Task item =>
Find the lines in the records that carry the word "true". Copy each one.

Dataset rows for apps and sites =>
────────

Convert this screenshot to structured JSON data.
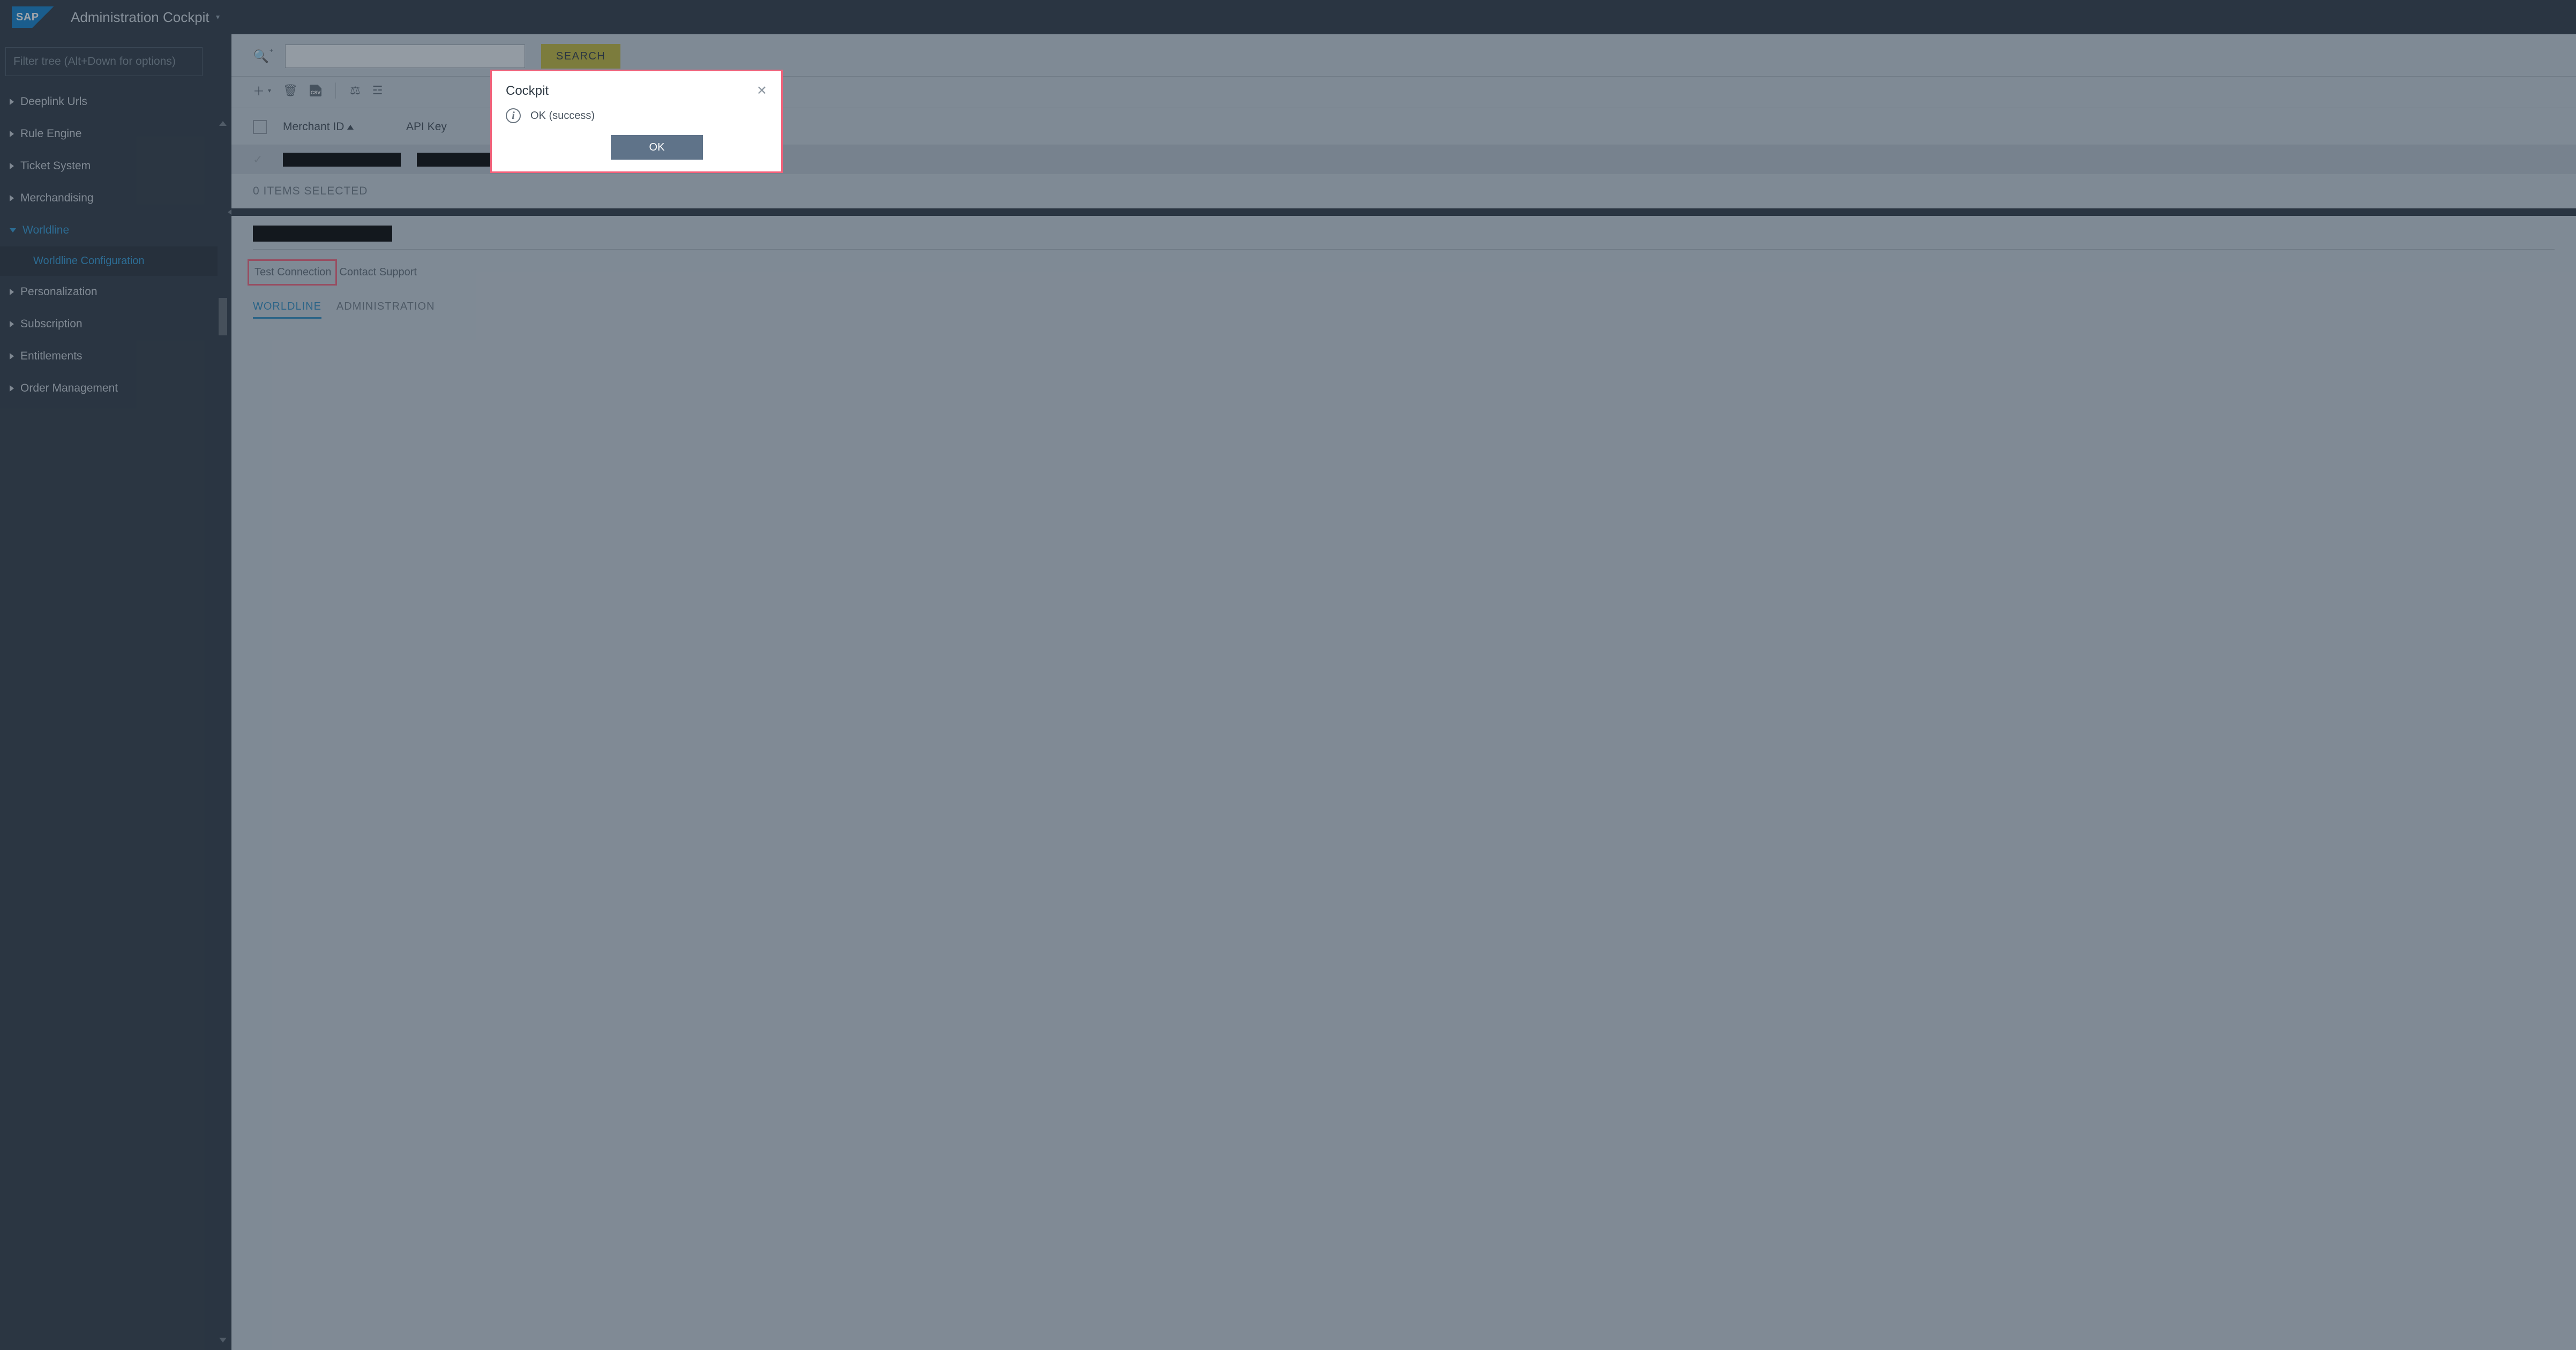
{
  "header": {
    "logo_text": "SAP",
    "title": "Administration Cockpit"
  },
  "sidebar": {
    "filter_placeholder": "Filter tree (Alt+Down for options)",
    "items": [
      {
        "label": "Deeplink Urls",
        "expanded": false
      },
      {
        "label": "Rule Engine",
        "expanded": false
      },
      {
        "label": "Ticket System",
        "expanded": false
      },
      {
        "label": "Merchandising",
        "expanded": false
      },
      {
        "label": "Worldline",
        "expanded": true,
        "active": true,
        "children": [
          {
            "label": "Worldline Configuration",
            "active": true
          }
        ]
      },
      {
        "label": "Personalization",
        "expanded": false
      },
      {
        "label": "Subscription",
        "expanded": false
      },
      {
        "label": "Entitlements",
        "expanded": false
      },
      {
        "label": "Order Management",
        "expanded": false
      }
    ]
  },
  "search": {
    "button": "SEARCH"
  },
  "toolbar": {
    "add_dropdown": "▾",
    "csv_label": "CSV"
  },
  "table": {
    "columns": {
      "merchant_id": "Merchant ID",
      "api_key": "API Key"
    },
    "status": "0 ITEMS SELECTED"
  },
  "detail": {
    "test_connection": "Test Connection",
    "contact_support": "Contact Support",
    "tabs": {
      "worldline": "WORLDLINE",
      "administration": "ADMINISTRATION"
    }
  },
  "modal": {
    "title": "Cockpit",
    "message": "OK (success)",
    "ok": "OK"
  }
}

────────

Exercise result =>
        "expanded": true,
        "active": true,
            "active": true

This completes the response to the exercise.